Zero-tolerance rules

From: Peter C. McCluskey (
Date: Thu Dec 27 2001 - 15:37:38 MST (Lee Daniel Crocker) writes:
>Guidelines are good. "Zero-tolerance" is bad. Always. It is something
>we, as Extropians, should fight--and we can't fight it and practice it.

 It sounds like you are saying we should adopt a zero-tolerance policy
towards zero-tolerance policies.
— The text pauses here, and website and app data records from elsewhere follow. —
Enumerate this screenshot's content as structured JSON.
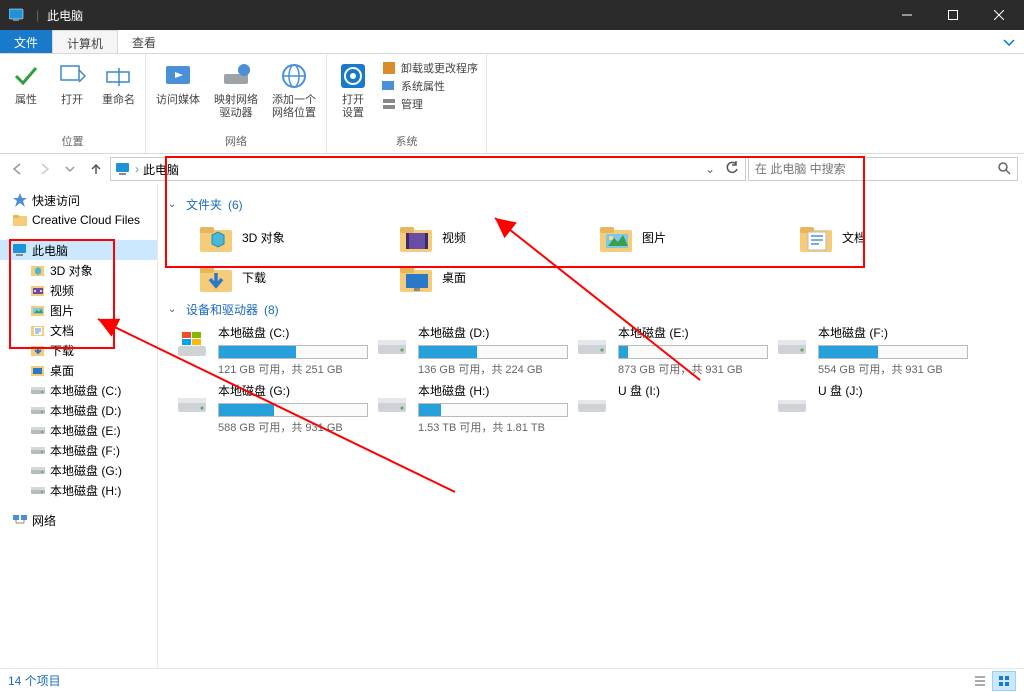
{
  "title": "此电脑",
  "tabs": {
    "file": "文件",
    "computer": "计算机",
    "view": "查看"
  },
  "ribbon": {
    "groups": [
      {
        "label": "位置",
        "items": [
          {
            "label": "属性"
          },
          {
            "label": "打开"
          },
          {
            "label": "重命名"
          }
        ]
      },
      {
        "label": "网络",
        "items": [
          {
            "label": "访问媒体"
          },
          {
            "label": "映射网络\n驱动器"
          },
          {
            "label": "添加一个\n网络位置"
          }
        ]
      },
      {
        "label": "系统",
        "items": [
          {
            "label": "打开\n设置"
          }
        ],
        "small": [
          {
            "label": "卸载或更改程序"
          },
          {
            "label": "系统属性"
          },
          {
            "label": "管理"
          }
        ]
      }
    ]
  },
  "address": {
    "text": "此电脑"
  },
  "search": {
    "placeholder": "在 此电脑 中搜索"
  },
  "sidebar": [
    {
      "label": "快速访问",
      "icon": "star",
      "depth": 1
    },
    {
      "label": "Creative Cloud Files",
      "icon": "folder-cc",
      "depth": 1
    },
    {
      "sep": true
    },
    {
      "label": "此电脑",
      "icon": "pc",
      "depth": 1,
      "selected": true
    },
    {
      "label": "3D 对象",
      "icon": "3d",
      "depth": 2
    },
    {
      "label": "视频",
      "icon": "video",
      "depth": 2
    },
    {
      "label": "图片",
      "icon": "pic",
      "depth": 2
    },
    {
      "label": "文档",
      "icon": "doc",
      "depth": 2
    },
    {
      "label": "下载",
      "icon": "dl",
      "depth": 2
    },
    {
      "label": "桌面",
      "icon": "desk",
      "depth": 2
    },
    {
      "label": "本地磁盘 (C:)",
      "icon": "drive",
      "depth": 2
    },
    {
      "label": "本地磁盘 (D:)",
      "icon": "drive",
      "depth": 2
    },
    {
      "label": "本地磁盘 (E:)",
      "icon": "drive",
      "depth": 2
    },
    {
      "label": "本地磁盘 (F:)",
      "icon": "drive",
      "depth": 2
    },
    {
      "label": "本地磁盘 (G:)",
      "icon": "drive",
      "depth": 2
    },
    {
      "label": "本地磁盘 (H:)",
      "icon": "drive",
      "depth": 2
    },
    {
      "sep": true
    },
    {
      "label": "网络",
      "icon": "net",
      "depth": 1
    }
  ],
  "content": {
    "folders_header_label": "文件夹",
    "folders_count": "(6)",
    "folders": [
      {
        "label": "3D 对象",
        "icon": "3d"
      },
      {
        "label": "视频",
        "icon": "video"
      },
      {
        "label": "图片",
        "icon": "pic"
      },
      {
        "label": "文档",
        "icon": "doc"
      },
      {
        "label": "下载",
        "icon": "dl"
      },
      {
        "label": "桌面",
        "icon": "desk"
      }
    ],
    "drives_header_label": "设备和驱动器",
    "drives_count": "(8)",
    "drives": [
      {
        "name": "本地磁盘 (C:)",
        "text": "121 GB 可用，共 251 GB",
        "pct": 52,
        "icon": "win"
      },
      {
        "name": "本地磁盘 (D:)",
        "text": "136 GB 可用，共 224 GB",
        "pct": 39,
        "icon": "hdd"
      },
      {
        "name": "本地磁盘 (E:)",
        "text": "873 GB 可用，共 931 GB",
        "pct": 6,
        "icon": "hdd"
      },
      {
        "name": "本地磁盘 (F:)",
        "text": "554 GB 可用，共 931 GB",
        "pct": 40,
        "icon": "hdd"
      },
      {
        "name": "本地磁盘 (G:)",
        "text": "588 GB 可用，共 931 GB",
        "pct": 37,
        "icon": "hdd"
      },
      {
        "name": "本地磁盘 (H:)",
        "text": "1.53 TB 可用，共 1.81 TB",
        "pct": 15,
        "icon": "hdd"
      },
      {
        "name": "U 盘 (I:)",
        "text": "",
        "pct": null,
        "icon": "usb"
      },
      {
        "name": "U 盘 (J:)",
        "text": "",
        "pct": null,
        "icon": "usb"
      }
    ]
  },
  "statusbar": {
    "text": "14 个项目"
  }
}
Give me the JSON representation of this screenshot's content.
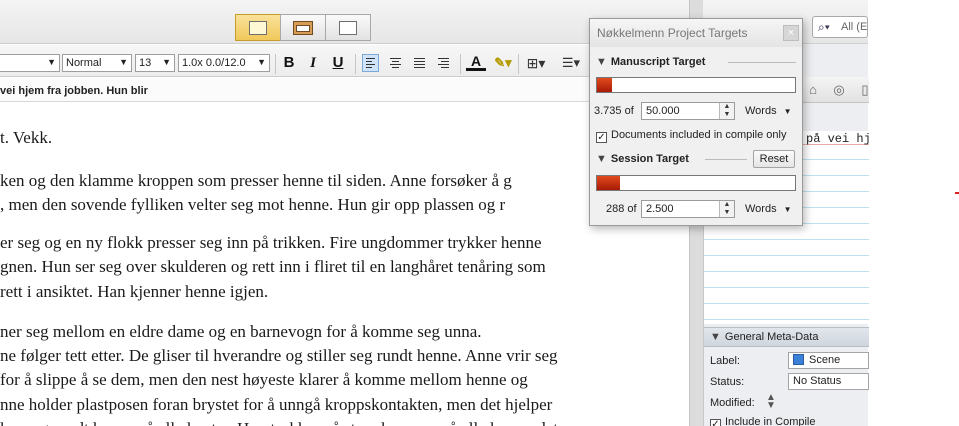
{
  "toolbar": {
    "view_modes": [
      "scrivenings-icon",
      "corkboard-icon",
      "outliner-icon"
    ],
    "search_placeholder": "All (E"
  },
  "format_bar": {
    "font_family": "",
    "style": "Normal",
    "size": "13",
    "spacing": "1.0x 0.0/12.0",
    "bold": "B",
    "italic": "I",
    "underline": "U"
  },
  "editor": {
    "header_text": "vei hjem fra jobben. Hun blir",
    "lines": [
      "t. Vekk.",
      "ken og den klamme kroppen som presser henne til siden. Anne forsøker å g",
      ", men den sovende fylliken velter seg mot henne. Hun gir opp plassen og r",
      "er seg og en ny flokk presser seg inn på trikken. Fire ungdommer trykker henne",
      "gnen. Hun ser seg over skulderen og rett inn i fliret til en langhåret tenåring som",
      " rett i ansiktet. Han kjenner henne igjen.",
      "ner seg mellom en eldre dame og en barnevogn for å komme seg unna.",
      "ne følger tett etter. De gliser til hverandre og stiller seg rundt henne. Anne vrir seg",
      " for å slippe å se dem, men den nest høyeste klarer å komme mellom henne og",
      "nne holder plastposen foran brystet for å unngå kroppskontakten, men det hjelper",
      "ker seg rundt henne på alle kanter. Hun trykker på stoppknappen så alle kan se det"
    ]
  },
  "inspector": {
    "notes_text": "på vei hj",
    "meta_header": "General Meta-Data",
    "label_label": "Label:",
    "label_value": "Scene",
    "status_label": "Status:",
    "status_value": "No Status",
    "modified_label": "Modified:",
    "include_label": "Include in Compile",
    "colors": {
      "scene_chip": "#3a7fd8"
    }
  },
  "targets_popup": {
    "title": "Nøkkelmenn Project Targets",
    "manuscript_header": "Manuscript Target",
    "manuscript_progress": 0.075,
    "manuscript_count": "3.735 of",
    "manuscript_target": "50.000",
    "manuscript_unit": "Words",
    "compile_only_label": "Documents included in compile only",
    "session_header": "Session Target",
    "reset_label": "Reset",
    "session_progress": 0.115,
    "session_count": "288 of",
    "session_target": "2.500",
    "session_unit": "Words",
    "colors": {
      "progress": "#c42a0c"
    }
  }
}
 Zero-tolerance policies are often good because the costs of judging
each individual case are much higher than the benefits of granting
exceptions, and much higher than the costs of enforcing a zero-tolerance
 For example, if voters try to persuade government officials to use
their own judgement about each individual software patent application,
it's safe to assume that most voters won't be able to take the time to
evaluate the reasoning behind each decision. So voters who don't adopt
a zero-tolerance policy will end up not having much effect on the
decisions, leaving the result to special interests.

 If impoliteness on the list and the danger that ExI might misuse its
authority to silence its critics were the biggest threats to the list,
then I would support a zero-tolerance policy towards ad hominem attacks.
 If the rule were clearly restricted to dealing with arguments of the
type "X is stupid, therefore the policy he is advocating is wrong", then
it would be pretty harmless.
 But I suspect the rule is also intended to prohibit rude posts of
the form "don't feed the trolls" (i.e. "please help maintain the list
quality by ignoring that idiot"). I would rather see ExI engage in
some ad hominem posts of this nature than spend time worrying about
how to surpress the symptoms of a list that tolerates idiots.

>Absolutely, but that's still 100 times better than leaving human
>judgment out of the loop entirely. That's what makes people do silly
>things like expelling a boy scout with a hatchet in the trunk of his
>car for "carrying a weapon".

 I would say that unrealistic opinions about the costs and/or benefits
of possessing weapons are what causes results like this. Encouraging
officials to use more judgement in enforcing those rules would mainly
serve to hide the problems created by the rules.

Peter McCluskey          | This space under construction. | 

This archive was generated by hypermail 2b30 : Sat May 11 2002 - 17:44:32 MDT